Slightly at a loss for words, I muttered something to my new boss about the impressive assembly-line design. "Yep,"he agreed cheerfully, "this is a darned good harvesting operation." For the process to work properly, the monkeys needed to be "harvested" alive.
I still remember the first stop on the conveyor belt, where the monkeys slapped at the plexiglass between us. And stared.
Hey, at least Mitt Romney didn't vivisect anybody. He just tried to maximize profits. That was his job. That's why it seems this video isn't that big a story, I guess. But I keep thinking about those monkeys. I can still see them at the first stop on that conveyor belt, staring at us as they slapped their hands on the plexiglas pane that separated us.
Those monkeys: I'll never forget their eyes.

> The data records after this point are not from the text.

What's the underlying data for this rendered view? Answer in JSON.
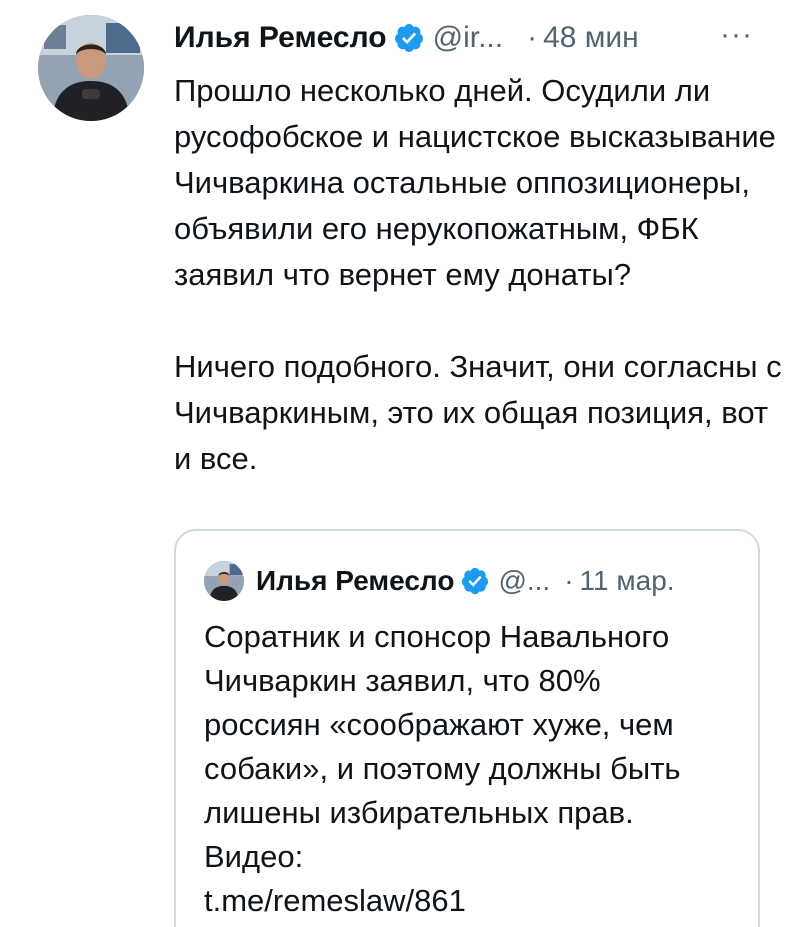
{
  "tweet": {
    "author_name": "Илья Ремесло",
    "handle": "@ir...",
    "separator": "·",
    "time": "48 мин",
    "more_label": "···",
    "paragraphs": [
      "Прошло несколько дней. Осудили ли русофобское и нацистское высказывание Чичваркина остальные оппозиционеры, объявили его нерукопожатным, ФБК заявил что вернет ему донаты?",
      "Ничего подобного. Значит, они согласны с Чичваркиным, это их общая позиция, вот и все."
    ]
  },
  "quoted_tweet": {
    "author_name": "Илья Ремесло",
    "handle": "@...",
    "separator": "·",
    "time": "11 мар.",
    "text_lines": [
      "Соратник и спонсор Навального",
      "Чичваркин заявил, что 80%",
      "россиян «соображают хуже, чем",
      "собаки», и поэтому должны быть",
      "лишены избирательных прав.",
      "Видео:"
    ],
    "link": "t.me/remeslaw/861"
  },
  "colors": {
    "text": "#0f1419",
    "secondary": "#536471",
    "verified": "#1d9bf0",
    "border": "#cfd9de"
  },
  "icons": {
    "verified": "verified-badge-icon",
    "more": "more-dots-icon"
  }
}
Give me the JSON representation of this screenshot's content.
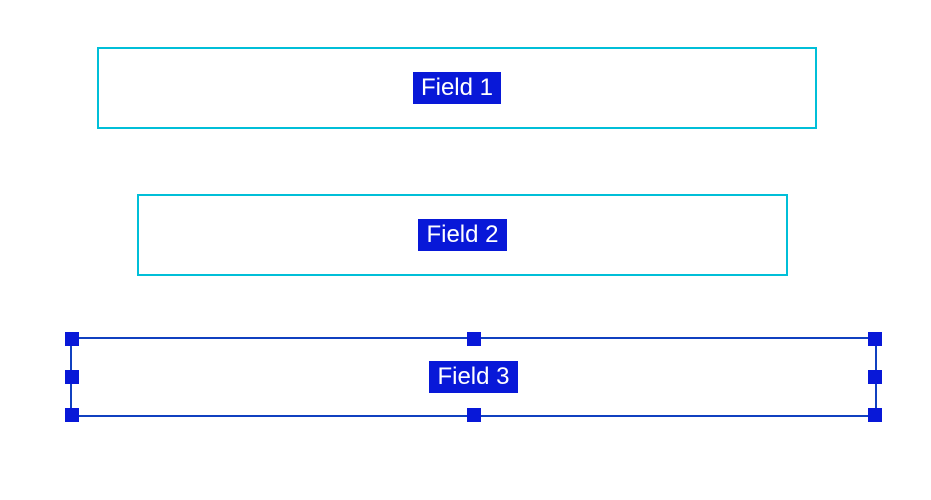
{
  "fields": {
    "field1": {
      "label": "Field 1"
    },
    "field2": {
      "label": "Field 2"
    },
    "field3": {
      "label": "Field 3"
    }
  },
  "colors": {
    "unselected_border": "#00BFD8",
    "selected_border": "#1040C0",
    "label_bg": "#0818D8",
    "label_fg": "#FFFFFF"
  }
}
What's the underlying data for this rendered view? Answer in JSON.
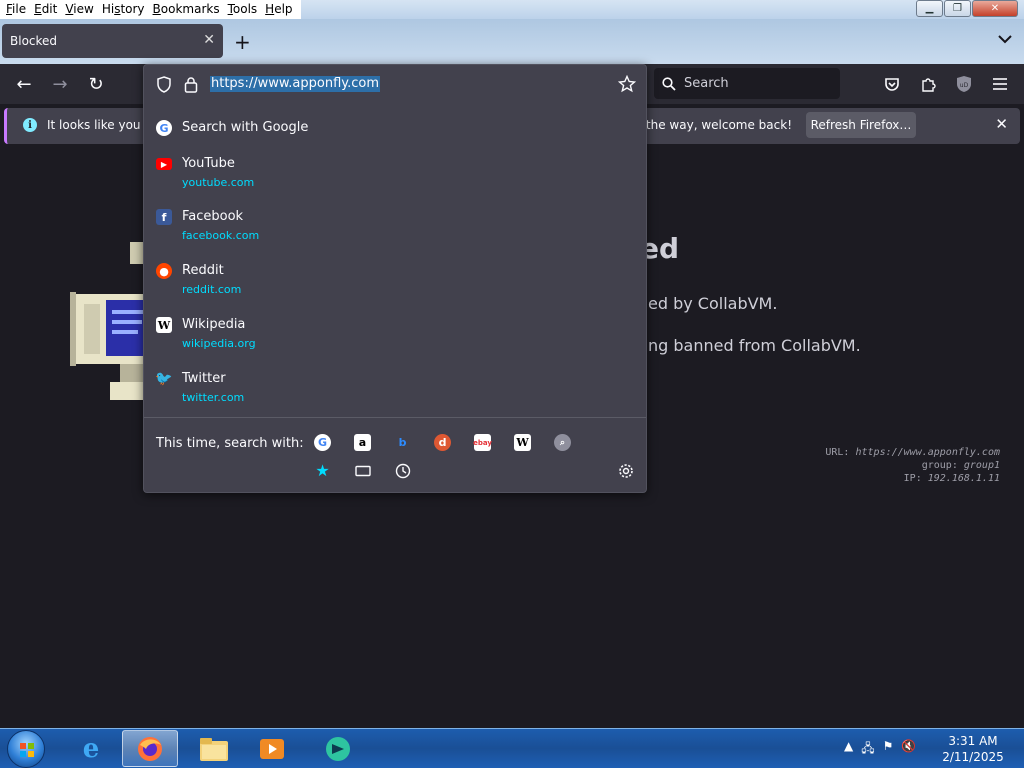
{
  "menu": {
    "items": [
      {
        "label_ul": "F",
        "label_rest": "ile"
      },
      {
        "label_ul": "E",
        "label_rest": "dit"
      },
      {
        "label_ul": "V",
        "label_rest": "iew"
      },
      {
        "label_pre": "Hi",
        "label_ul": "s",
        "label_rest": "tory"
      },
      {
        "label_ul": "B",
        "label_rest": "ookmarks"
      },
      {
        "label_ul": "T",
        "label_rest": "ools"
      },
      {
        "label_ul": "H",
        "label_rest": "elp"
      }
    ]
  },
  "tab": {
    "title": "Blocked"
  },
  "url": {
    "value": "https://www.apponfly.com"
  },
  "search": {
    "placeholder": "Search"
  },
  "notification": {
    "left_text": "It looks like you ha",
    "right_text": "y the way, welcome back!",
    "button": "Refresh Firefox…"
  },
  "page": {
    "heading": "ed",
    "line1": "ed by CollabVM.",
    "line2": "ng banned from CollabVM.",
    "meta": {
      "url_label": "URL:",
      "url_value": "https://www.apponfly.com",
      "group_label": "group:",
      "group_value": "group1",
      "ip_label": "IP:",
      "ip_value": "192.168.1.11"
    }
  },
  "suggestions": {
    "search_google": "Search with Google",
    "items": [
      {
        "title": "YouTube",
        "url": "youtube.com"
      },
      {
        "title": "Facebook",
        "url": "facebook.com"
      },
      {
        "title": "Reddit",
        "url": "reddit.com"
      },
      {
        "title": "Wikipedia",
        "url": "wikipedia.org"
      },
      {
        "title": "Twitter",
        "url": "twitter.com"
      }
    ],
    "search_with_label": "This time, search with:"
  },
  "taskbar": {
    "time": "3:31 AM",
    "date": "2/11/2025"
  },
  "colors": {
    "accent_url": "#00ddff",
    "selection": "#2d6fa8",
    "panel": "#42414d"
  }
}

The Bain people didn't talk about these companies or their employees as if they were real. Their dehumanizing language is a natural response to their job duties. Some of them, like my first boss at the pharmaceutical company, are sure to be great folks once you get to know them.
They're not evil. To paraphrase Jessica Rabbit: They're not bad, they're just drawn that way -- drawn by the lure of easy money, drawn by the politicians who give them tax breaks and bend the rules for them, drawn by the incentives that society (meaning 'we') give them.
The human cost of these "harvests" is pervasive and terrible. But they're not inevitable, and even in this corrupted democracy the the people behind them aren't all-powerful.
So don't fear the reapers. We're not helpless primates in a science-fiction nightmare. We can take our democracy back, even if we have to wrestle it from the hands of corporatized politicians. We can change the warped incentives in our economic policies and encourage more productive investments -- and more responsible business leaders.
At least we can try. And even if we fail, we can do one last thing before they "harvest" our economic future: We can make sure they've looked into our eyes.
Follow Richard (RJ) Eskow on Twitter: www.twitter.com/rjeskow